Top of Record set
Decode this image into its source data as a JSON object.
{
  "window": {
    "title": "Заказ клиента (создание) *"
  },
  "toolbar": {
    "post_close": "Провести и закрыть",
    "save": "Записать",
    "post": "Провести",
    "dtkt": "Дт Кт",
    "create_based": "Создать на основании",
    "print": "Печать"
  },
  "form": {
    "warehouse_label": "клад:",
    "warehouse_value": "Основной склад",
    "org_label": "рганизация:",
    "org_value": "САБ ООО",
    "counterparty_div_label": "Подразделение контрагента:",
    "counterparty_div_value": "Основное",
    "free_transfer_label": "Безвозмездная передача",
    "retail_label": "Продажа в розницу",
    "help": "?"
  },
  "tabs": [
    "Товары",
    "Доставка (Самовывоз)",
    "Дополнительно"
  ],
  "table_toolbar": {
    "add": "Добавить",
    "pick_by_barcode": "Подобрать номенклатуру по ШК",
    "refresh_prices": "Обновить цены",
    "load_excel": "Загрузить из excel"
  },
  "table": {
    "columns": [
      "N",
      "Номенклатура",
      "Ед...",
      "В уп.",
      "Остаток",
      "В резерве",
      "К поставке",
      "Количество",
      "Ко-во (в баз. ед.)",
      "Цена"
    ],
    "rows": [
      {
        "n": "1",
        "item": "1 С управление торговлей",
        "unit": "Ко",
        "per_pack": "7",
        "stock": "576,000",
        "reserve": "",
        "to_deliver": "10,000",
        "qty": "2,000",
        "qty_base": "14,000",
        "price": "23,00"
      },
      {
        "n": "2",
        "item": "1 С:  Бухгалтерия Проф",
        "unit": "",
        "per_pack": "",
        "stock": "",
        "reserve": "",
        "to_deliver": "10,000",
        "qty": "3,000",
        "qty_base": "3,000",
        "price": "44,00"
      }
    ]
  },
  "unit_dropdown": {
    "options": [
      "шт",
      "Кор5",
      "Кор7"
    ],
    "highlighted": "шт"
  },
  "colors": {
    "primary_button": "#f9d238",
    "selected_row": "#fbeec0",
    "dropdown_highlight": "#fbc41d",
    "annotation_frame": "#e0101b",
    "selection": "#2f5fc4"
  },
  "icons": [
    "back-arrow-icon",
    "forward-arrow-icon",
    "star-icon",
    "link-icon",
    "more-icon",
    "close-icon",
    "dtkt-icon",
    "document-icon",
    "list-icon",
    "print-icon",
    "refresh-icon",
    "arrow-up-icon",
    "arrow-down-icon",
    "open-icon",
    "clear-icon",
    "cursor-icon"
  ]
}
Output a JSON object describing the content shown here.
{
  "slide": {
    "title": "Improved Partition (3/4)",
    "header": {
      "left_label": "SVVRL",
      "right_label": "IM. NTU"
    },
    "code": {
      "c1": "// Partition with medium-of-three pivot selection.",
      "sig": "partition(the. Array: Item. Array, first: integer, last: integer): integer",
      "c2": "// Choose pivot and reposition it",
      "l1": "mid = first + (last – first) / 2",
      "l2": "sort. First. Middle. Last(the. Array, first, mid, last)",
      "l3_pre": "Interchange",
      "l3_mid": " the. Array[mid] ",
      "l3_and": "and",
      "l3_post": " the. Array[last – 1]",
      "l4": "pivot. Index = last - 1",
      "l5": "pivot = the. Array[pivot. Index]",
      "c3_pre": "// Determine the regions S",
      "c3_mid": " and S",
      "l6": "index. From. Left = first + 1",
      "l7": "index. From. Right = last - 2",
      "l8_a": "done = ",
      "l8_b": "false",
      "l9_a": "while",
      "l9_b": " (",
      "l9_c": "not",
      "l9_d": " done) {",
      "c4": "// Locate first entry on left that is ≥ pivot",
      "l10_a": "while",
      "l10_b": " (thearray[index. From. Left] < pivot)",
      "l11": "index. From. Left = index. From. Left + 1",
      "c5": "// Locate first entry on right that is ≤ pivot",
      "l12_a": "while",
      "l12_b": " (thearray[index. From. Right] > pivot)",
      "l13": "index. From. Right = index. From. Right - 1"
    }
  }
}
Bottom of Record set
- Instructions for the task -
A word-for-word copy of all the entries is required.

- Expected answer -
Decode this image into its source data as a JSON object.
{
  "window": {
    "title": "Заказ клиента (создание) *"
  },
  "toolbar": {
    "post_close": "Провести и закрыть",
    "save": "Записать",
    "post": "Провести",
    "dtkt": "Дт Кт",
    "create_based": "Создать на основании",
    "print": "Печать"
  },
  "form": {
    "warehouse_label": "клад:",
    "warehouse_value": "Основной склад",
    "org_label": "рганизация:",
    "org_value": "САБ ООО",
    "counterparty_div_label": "Подразделение контрагента:",
    "counterparty_div_value": "Основное",
    "free_transfer_label": "Безвозмездная передача",
    "retail_label": "Продажа в розницу",
    "help": "?"
  },
  "tabs": [
    "Товары",
    "Доставка (Самовывоз)",
    "Дополнительно"
  ],
  "table_toolbar": {
    "add": "Добавить",
    "pick_by_barcode": "Подобрать номенклатуру по ШК",
    "refresh_prices": "Обновить цены",
    "load_excel": "Загрузить из excel"
  },
  "table": {
    "columns": [
      "N",
      "Номенклатура",
      "Ед...",
      "В уп.",
      "Остаток",
      "В резерве",
      "К поставке",
      "Количество",
      "Ко-во (в баз. ед.)",
      "Цена"
    ],
    "rows": [
      {
        "n": "1",
        "item": "1 С управление торговлей",
        "unit": "Ко",
        "per_pack": "7",
        "stock": "576,000",
        "reserve": "",
        "to_deliver": "10,000",
        "qty": "2,000",
        "qty_base": "14,000",
        "price": "23,00"
      },
      {
        "n": "2",
        "item": "1 С:  Бухгалтерия Проф",
        "unit": "",
        "per_pack": "",
        "stock": "",
        "reserve": "",
        "to_deliver": "10,000",
        "qty": "3,000",
        "qty_base": "3,000",
        "price": "44,00"
      }
    ]
  },
  "unit_dropdown": {
    "options": [
      "шт",
      "Кор5",
      "Кор7"
    ],
    "highlighted": "шт"
  },
  "colors": {
    "primary_button": "#f9d238",
    "selected_row": "#fbeec0",
    "dropdown_highlight": "#fbc41d",
    "annotation_frame": "#e0101b",
    "selection": "#2f5fc4"
  },
  "icons": [
    "back-arrow-icon",
    "forward-arrow-icon",
    "star-icon",
    "link-icon",
    "more-icon",
    "close-icon",
    "dtkt-icon",
    "document-icon",
    "list-icon",
    "print-icon",
    "refresh-icon",
    "arrow-up-icon",
    "arrow-down-icon",
    "open-icon",
    "clear-icon",
    "cursor-icon"
  ]
}
Output a JSON object describing the content shown here.
{
  "slide": {
    "title": "Improved Partition (3/4)",
    "header": {
      "left_label": "SVVRL",
      "right_label": "IM. NTU"
    },
    "code": {
      "c1": "// Partition with medium-of-three pivot selection.",
      "sig": "partition(the. Array: Item. Array, first: integer, last: integer): integer",
      "c2": "// Choose pivot and reposition it",
      "l1": "mid = first + (last – first) / 2",
      "l2": "sort. First. Middle. Last(the. Array, first, mid, last)",
      "l3_pre": "Interchange",
      "l3_mid": " the. Array[mid] ",
      "l3_and": "and",
      "l3_post": " the. Array[last – 1]",
      "l4": "pivot. Index = last - 1",
      "l5": "pivot = the. Array[pivot. Index]",
      "c3_pre": "// Determine the regions S",
      "c3_mid": " and S",
      "l6": "index. From. Left = first + 1",
      "l7": "index. From. Right = last - 2",
      "l8_a": "done = ",
      "l8_b": "false",
      "l9_a": "while",
      "l9_b": " (",
      "l9_c": "not",
      "l9_d": " done) {",
      "c4": "// Locate first entry on left that is ≥ pivot",
      "l10_a": "while",
      "l10_b": " (thearray[index. From. Left] < pivot)",
      "l11": "index. From. Left = index. From. Left + 1",
      "c5": "// Locate first entry on right that is ≤ pivot",
      "l12_a": "while",
      "l12_b": " (thearray[index. From. Right] > pivot)",
      "l13": "index. From. Right = index. From. Right - 1"
    }
  }
}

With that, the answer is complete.